__EXERCISE DETAILS__
Write the records out once more, exactly as they appear below.

........

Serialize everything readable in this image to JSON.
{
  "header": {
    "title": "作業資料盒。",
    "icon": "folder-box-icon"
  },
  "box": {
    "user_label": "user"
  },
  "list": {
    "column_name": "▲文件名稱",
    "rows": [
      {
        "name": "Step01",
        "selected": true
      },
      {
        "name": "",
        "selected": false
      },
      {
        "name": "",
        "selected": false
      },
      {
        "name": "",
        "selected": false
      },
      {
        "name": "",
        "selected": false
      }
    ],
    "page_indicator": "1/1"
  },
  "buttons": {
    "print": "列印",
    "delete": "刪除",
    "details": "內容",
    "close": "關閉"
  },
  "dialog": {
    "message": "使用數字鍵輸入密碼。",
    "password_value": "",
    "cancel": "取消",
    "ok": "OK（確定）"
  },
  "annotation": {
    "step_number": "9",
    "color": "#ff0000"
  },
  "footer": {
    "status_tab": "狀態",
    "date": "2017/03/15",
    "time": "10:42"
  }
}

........

__SOLUTION FOR THIS TASK__
Serialize everything readable in this image to JSON.
{
  "header": {
    "title": "作業資料盒。",
    "icon": "folder-box-icon"
  },
  "box": {
    "user_label": "user"
  },
  "list": {
    "column_name": "▲文件名稱",
    "rows": [
      {
        "name": "Step01",
        "selected": true
      },
      {
        "name": "",
        "selected": false
      },
      {
        "name": "",
        "selected": false
      },
      {
        "name": "",
        "selected": false
      },
      {
        "name": "",
        "selected": false
      }
    ],
    "page_indicator": "1/1"
  },
  "buttons": {
    "print": "列印",
    "delete": "刪除",
    "details": "內容",
    "close": "關閉"
  },
  "dialog": {
    "message": "使用數字鍵輸入密碼。",
    "password_value": "",
    "cancel": "取消",
    "ok": "OK（確定）"
  },
  "annotation": {
    "step_number": "9",
    "color": "#ff0000"
  },
  "footer": {
    "status_tab": "狀態",
    "date": "2017/03/15",
    "time": "10:42"
  }
}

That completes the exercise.